–Food tastings, Coffee klatches, Learning adventures, guest speakers, Movie watch parties, Readings, Recipe-sharing, Restaurant trips, Chicago Southland farmer market meet-ups, Pop-Up stores and more.

Foodies Defined

Photo by Taryn Elliott on

Hi, I’m Gayle. Founder of Chicago Southland Foodies. Upon seeing that last bit, maybe you’re thinking “Why she have to go there?”

Foodie. Not only that, but one who leans “bougie.” Like, really?

Surely, “bougie” hasn’t always had positive associations. Especially, when I was growing up. Same as nerd or blerd (a.k. a. black nerd which I also self-identify with). So trust me, it’s with more than a little trepidation that I use all those adjectives to give you a good sense of what this community is about.

Many folks find the word foodie downright cringe-worthy (if not, yesterday’s news). Like chefs.
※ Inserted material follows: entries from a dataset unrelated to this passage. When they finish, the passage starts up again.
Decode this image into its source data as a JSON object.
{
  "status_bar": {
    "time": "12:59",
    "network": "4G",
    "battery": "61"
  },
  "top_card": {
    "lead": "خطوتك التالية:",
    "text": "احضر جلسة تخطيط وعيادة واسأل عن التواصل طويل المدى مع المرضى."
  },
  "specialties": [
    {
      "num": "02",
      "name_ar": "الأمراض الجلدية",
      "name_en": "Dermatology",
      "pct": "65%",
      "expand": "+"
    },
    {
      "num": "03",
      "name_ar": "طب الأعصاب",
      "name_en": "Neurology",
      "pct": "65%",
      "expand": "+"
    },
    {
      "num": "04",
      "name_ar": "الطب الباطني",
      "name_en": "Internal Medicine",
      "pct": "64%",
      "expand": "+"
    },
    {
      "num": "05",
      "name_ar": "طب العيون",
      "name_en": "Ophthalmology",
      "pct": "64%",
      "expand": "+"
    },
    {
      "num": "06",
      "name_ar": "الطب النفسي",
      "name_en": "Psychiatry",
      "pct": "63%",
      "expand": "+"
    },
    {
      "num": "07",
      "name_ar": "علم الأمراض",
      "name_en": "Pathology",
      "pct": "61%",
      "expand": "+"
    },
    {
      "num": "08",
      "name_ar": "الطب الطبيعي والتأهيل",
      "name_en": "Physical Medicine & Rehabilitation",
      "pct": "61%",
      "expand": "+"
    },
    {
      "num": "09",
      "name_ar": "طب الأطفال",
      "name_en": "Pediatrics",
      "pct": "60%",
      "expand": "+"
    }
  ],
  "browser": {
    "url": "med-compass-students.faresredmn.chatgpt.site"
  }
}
Well, so says an economics wonk in this 2016 Washington Post article: Stop calling yourself a foodie.

So feel free to substitute the noun of your choice:
food lover, food enthusiast, gourmand, gastronome, connoisseur, passionate eater, food nerd.

Image Credit: Glutto not only has interesting articles but apparently is a food technology company too.

While foodie sometimes gives me pause too, I identify with it and use it because foodie fits:

A foodie is a person who has an ardent or refined interest in food and who eats food not only out of hunger but also as a hobby. The terms “gastronome” and “gourmet” define the same thing, i.e. a person who enjoys food for pleasure.


Foodies is fun to say. And admittedly, I have a thing for words that end with the long vowel e sound.

My daughter is named Cory.
My last dog was Cody.
My current dog is Hailey.
And when we were kids, my siblings used to call me Gay-LEE.
On occasion my significant other will answer to Day-VEE.

But not food-DEE. He’s one of those folks who abhors that word. He just eats.